By NAN Sports Editor
News Americas, LONDON, England, Tues. Aug. 15, 2017: British fans are celebrating the gold and silver, respectively, won by their men and women 4×100 meters relay teams at the IAAF 2017 World Championships over the weekend, but lost in the fanfare is the fact that the Caribbean Briton Diaspora contributed to that victory through three members of the two teams.
Nethaneel Joseph Mitchell-Blake
In the gold medal winning men’s squad, Nethaneel Joseph Mitchell-Blake’s roots run all the way to Jamaica.
Only the second Briton, after Adam Gemili to break both 10 seconds for 100 metres and 20 seconds for 200 metres, Mitchell-Blake was born to Joseph Blake and Audrey Mitchell-Blake in Newham, London and his family relocated to Jamaica when he was age thirteen.
His sprinting talent was recognized at the Jamaica College, who took him on, and he competed at the Inter-Secondary Schools Boys and Girls Championships. After a 200 m win at the 2011 Jamaican junior championships in a personal best of 21.54 seconds, he was selected to compete for Great Britain at the 2011 World Youth Championships in Athletics and finished fifth in his semi-final.
Mitchell-Blake was then recruited by Louisiana State University and began to compete for them collegiately with the LSU Tigers team. He then went on to represent Great Britain at the 2013 European Athletics Junior Championships and was the 200 m champion.
In the Southeastern Conference (SEC) indoor championships in 2016, he won the 200 m after another best of 20.51 and also placed seventh in the 60 m. He marked a breakthrough at the SEC Outdoor Championships, coming within one hundredth of the British record for the 200 m with his winning time of 19.95 seconds. On Saturday, he was part of the four member team that won gold in the 4x100m Relay at the 2017 IAAF World Championships.
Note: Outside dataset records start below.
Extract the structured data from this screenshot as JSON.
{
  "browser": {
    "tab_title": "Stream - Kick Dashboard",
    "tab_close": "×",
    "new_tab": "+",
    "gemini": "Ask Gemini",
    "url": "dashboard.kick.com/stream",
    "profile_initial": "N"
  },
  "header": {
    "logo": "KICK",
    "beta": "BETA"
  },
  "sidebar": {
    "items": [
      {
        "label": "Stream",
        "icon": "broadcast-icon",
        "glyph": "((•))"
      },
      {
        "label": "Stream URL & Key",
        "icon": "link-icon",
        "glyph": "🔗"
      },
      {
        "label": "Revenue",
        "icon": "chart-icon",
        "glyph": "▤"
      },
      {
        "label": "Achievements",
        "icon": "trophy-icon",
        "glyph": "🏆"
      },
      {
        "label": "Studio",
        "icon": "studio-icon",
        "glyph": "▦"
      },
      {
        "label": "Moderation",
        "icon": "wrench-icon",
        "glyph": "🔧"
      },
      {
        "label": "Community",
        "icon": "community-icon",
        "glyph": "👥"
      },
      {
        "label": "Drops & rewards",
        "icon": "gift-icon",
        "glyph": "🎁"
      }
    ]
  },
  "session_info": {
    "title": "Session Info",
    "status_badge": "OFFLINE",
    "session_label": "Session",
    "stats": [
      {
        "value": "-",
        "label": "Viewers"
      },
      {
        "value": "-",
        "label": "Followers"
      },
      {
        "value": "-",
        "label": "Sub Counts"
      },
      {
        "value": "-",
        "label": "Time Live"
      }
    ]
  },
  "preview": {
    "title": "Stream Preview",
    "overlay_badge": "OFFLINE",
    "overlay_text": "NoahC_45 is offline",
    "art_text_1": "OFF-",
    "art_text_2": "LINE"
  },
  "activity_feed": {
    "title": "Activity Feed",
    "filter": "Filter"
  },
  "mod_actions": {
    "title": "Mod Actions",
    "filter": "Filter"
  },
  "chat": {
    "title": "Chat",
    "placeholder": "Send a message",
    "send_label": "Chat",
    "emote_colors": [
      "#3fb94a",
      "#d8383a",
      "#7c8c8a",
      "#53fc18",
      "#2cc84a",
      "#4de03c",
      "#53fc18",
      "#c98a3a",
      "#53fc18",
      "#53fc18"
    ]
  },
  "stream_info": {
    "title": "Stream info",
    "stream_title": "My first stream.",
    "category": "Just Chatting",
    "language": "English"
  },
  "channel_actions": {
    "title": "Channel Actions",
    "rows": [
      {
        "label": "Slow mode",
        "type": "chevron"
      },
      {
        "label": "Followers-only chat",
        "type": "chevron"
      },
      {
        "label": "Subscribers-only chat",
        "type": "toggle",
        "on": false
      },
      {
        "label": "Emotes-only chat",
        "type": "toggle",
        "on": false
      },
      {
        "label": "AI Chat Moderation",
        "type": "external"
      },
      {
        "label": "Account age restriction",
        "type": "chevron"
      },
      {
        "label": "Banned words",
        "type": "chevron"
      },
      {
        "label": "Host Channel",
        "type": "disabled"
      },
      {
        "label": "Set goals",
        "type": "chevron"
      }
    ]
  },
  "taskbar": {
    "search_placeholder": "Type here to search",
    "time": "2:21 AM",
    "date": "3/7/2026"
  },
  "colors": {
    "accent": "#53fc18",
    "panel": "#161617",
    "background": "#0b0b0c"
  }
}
In the women’s 4×100-m relay side, that grabbed silver ahead of Jamaica Saturday, two of their four member team have roots in the Caribbean. They are:
Desirèe Henry, 21, is of Antiguan and Guyanese descent. She competes in the 100, 200 and 400-m races. She was
Henry was one of seven young people who lit the Olympic cauldron at the London 2012 Olympic opening ceremony. She improved her personal bests in 2016 to 11.06 in the 100 meters and 22.46 in the 200 meters and earned selection for the Rio Olympics. In Rio, she reached the semifinals of the 100 metres, running 11.09, having run 11.08 in her heat. She went on to win a bronze medal in the sprint relay, setting a new British record of 41.77, along with her teammates Asha Philip, Dina Asher-Smith and Daryll Neita. She and her team mates Asha Philip, Dina Asher-Smith and Daryll Neita won silver in the 4×100-m finals at the IAAF World Championships in London in 42.12 seconds on August 12, 2017.
Asha Philip, 26, was born in Leyton, East London to an Antiguan father and a Jamaican mother. She graduated from Kingston University in 2012, with a degree in Drama. Philip competed in double mini trampoline from aged 4 before turning to sprinting and by July 2007 won the World Youth gold in the 100 metres, but was injured shortly after.
On her return from injury, Philip was part of the Great Britain teams that won a silver medal in the 4 x 200 metres relay at the 2014 IAAF World Relays, and a gold medal in the 4 x 100 metres relay at the 2014 European Championships. In the same year, representing England, she won a bronze medal in the 4 x 100 metres relay and finished fourth in the 100 metres final at the 2014 Commonwealth Games.
In 2016, she competed at the Olympic Games in Rio. Philip reached the semifinals of the 100 metres, but did not qualify for the finals as she finished last in her heat. Philip then went on to win a bronze medal in the 4 x 100 metres relay, along with teammates Desiree Henry, Dina Asher-Smith and Daryll Neita. The quartet set a new British record with a time of 41.77 seconds. On Aug. 12, 2017, she along with Henry, Dina Asher-Smith and Daryll Neita won silver in the 4×100-m finals at the IAAF World Championships in London in 42.12 seconds.